BEGIN PROVIDED INFORMATION

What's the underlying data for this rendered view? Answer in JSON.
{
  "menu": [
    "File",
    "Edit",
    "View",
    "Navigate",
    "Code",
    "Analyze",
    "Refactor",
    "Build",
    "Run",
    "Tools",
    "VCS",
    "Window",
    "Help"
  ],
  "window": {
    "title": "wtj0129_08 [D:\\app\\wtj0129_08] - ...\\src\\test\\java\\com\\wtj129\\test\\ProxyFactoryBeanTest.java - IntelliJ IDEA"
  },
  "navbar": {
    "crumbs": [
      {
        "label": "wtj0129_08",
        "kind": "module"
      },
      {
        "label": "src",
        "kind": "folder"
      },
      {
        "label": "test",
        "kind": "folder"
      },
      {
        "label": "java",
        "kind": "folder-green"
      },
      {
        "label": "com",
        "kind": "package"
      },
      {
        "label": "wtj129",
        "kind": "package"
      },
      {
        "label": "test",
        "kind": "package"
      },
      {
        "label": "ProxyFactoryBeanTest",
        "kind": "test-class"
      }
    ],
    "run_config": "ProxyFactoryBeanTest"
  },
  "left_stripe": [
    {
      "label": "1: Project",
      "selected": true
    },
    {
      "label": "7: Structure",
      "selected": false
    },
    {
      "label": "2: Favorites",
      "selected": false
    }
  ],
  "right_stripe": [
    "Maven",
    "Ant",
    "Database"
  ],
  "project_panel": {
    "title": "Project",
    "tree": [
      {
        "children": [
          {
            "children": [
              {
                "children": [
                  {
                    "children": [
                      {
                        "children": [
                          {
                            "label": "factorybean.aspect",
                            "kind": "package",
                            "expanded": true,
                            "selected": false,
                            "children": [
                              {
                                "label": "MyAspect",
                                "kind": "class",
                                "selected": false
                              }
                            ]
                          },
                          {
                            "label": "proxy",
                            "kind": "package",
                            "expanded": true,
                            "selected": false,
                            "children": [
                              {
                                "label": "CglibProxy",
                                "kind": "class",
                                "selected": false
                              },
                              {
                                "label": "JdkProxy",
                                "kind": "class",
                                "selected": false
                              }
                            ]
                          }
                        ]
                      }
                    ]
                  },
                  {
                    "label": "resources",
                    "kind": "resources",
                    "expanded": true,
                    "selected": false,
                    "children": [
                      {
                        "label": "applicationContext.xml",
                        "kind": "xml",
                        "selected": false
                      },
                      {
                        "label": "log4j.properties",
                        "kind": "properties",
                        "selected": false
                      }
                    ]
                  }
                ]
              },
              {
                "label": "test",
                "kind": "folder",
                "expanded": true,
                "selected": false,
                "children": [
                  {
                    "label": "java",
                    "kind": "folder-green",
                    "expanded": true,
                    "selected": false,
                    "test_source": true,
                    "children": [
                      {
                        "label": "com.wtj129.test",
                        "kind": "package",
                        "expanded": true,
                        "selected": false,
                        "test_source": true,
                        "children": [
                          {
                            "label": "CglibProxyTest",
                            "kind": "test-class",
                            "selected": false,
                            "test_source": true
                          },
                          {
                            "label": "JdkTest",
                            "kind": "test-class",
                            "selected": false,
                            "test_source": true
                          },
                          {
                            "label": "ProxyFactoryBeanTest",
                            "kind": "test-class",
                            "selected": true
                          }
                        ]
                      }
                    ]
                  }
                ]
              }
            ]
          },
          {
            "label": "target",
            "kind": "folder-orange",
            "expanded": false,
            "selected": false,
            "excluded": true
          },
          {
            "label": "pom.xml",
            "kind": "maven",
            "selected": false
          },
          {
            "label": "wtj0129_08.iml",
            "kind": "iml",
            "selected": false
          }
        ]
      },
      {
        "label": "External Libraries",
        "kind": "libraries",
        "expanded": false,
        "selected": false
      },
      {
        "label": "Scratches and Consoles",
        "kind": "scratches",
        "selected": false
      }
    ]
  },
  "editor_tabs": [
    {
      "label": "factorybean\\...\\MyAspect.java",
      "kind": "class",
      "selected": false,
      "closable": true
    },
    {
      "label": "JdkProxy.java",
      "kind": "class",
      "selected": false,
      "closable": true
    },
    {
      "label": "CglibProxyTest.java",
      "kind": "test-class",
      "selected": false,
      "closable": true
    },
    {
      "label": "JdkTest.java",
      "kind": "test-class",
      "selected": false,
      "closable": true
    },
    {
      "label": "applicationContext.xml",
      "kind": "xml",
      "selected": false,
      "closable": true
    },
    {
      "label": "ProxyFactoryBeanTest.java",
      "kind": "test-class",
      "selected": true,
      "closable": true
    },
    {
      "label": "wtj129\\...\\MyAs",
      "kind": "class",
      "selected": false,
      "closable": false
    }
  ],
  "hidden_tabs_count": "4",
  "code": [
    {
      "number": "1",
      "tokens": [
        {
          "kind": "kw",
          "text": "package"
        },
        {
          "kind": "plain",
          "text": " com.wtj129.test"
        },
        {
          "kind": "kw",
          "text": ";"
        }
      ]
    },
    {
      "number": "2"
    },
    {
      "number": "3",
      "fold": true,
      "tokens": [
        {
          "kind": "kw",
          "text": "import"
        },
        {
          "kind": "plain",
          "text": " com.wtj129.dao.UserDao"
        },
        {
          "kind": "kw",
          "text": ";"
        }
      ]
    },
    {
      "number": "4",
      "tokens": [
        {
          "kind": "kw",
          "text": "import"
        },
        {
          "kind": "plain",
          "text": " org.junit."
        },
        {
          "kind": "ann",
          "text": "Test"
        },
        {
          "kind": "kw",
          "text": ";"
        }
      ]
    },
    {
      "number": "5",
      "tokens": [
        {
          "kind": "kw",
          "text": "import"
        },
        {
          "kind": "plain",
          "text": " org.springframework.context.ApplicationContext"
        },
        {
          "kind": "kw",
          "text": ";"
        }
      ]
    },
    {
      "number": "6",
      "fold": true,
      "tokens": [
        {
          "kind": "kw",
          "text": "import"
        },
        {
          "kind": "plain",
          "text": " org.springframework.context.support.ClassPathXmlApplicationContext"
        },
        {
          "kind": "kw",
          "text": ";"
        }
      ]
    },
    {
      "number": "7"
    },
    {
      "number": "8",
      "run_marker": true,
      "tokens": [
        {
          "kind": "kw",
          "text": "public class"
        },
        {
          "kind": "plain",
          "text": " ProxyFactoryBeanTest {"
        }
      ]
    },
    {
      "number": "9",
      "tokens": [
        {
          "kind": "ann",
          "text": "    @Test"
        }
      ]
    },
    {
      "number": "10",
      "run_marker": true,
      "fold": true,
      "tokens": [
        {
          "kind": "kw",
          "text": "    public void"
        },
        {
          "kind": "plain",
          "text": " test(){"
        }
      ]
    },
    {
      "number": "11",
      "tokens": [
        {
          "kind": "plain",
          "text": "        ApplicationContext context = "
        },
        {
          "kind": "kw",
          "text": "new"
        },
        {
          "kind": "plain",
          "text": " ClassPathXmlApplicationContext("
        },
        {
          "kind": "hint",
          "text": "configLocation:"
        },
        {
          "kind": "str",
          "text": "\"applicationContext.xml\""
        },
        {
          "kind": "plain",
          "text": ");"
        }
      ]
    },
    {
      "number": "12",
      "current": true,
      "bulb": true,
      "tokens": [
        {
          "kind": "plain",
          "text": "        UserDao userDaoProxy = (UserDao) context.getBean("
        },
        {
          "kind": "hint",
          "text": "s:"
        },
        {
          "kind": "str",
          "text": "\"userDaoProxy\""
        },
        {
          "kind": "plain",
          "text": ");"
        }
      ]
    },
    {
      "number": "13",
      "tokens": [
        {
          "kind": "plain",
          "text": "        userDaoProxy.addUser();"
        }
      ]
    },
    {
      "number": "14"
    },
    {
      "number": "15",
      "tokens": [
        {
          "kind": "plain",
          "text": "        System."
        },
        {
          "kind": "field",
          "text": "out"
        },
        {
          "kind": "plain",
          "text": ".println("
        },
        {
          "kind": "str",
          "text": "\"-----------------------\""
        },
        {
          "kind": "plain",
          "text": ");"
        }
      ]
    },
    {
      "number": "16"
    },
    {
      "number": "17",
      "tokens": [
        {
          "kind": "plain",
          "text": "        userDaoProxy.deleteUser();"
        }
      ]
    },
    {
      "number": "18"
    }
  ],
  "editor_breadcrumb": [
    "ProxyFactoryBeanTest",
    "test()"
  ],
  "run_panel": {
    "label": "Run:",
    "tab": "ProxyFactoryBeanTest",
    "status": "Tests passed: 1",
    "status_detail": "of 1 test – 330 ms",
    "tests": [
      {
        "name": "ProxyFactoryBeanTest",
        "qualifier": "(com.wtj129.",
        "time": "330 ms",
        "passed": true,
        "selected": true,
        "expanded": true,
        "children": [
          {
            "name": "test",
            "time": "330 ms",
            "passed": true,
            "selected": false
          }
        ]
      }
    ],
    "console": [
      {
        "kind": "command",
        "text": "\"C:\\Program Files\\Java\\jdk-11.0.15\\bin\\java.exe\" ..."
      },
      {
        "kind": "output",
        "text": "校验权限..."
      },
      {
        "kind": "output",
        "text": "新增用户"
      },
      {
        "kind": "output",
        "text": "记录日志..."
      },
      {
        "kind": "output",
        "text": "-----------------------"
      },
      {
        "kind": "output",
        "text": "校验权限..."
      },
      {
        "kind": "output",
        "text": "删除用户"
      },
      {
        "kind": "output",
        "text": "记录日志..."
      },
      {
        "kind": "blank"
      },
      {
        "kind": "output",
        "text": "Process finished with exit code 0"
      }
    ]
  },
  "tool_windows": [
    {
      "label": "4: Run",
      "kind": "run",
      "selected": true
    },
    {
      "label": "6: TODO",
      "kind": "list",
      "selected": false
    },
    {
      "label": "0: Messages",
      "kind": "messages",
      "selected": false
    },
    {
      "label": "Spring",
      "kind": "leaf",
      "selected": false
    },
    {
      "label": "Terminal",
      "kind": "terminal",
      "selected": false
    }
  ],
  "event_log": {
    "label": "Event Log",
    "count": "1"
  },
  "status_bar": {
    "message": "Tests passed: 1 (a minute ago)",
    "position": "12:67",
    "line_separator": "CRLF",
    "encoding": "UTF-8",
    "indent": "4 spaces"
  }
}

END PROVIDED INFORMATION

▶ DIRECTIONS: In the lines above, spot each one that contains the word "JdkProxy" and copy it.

▶ SOLVED EXERCISE:
                                "label": "JdkProxy",
      "label": "JdkProxy.java",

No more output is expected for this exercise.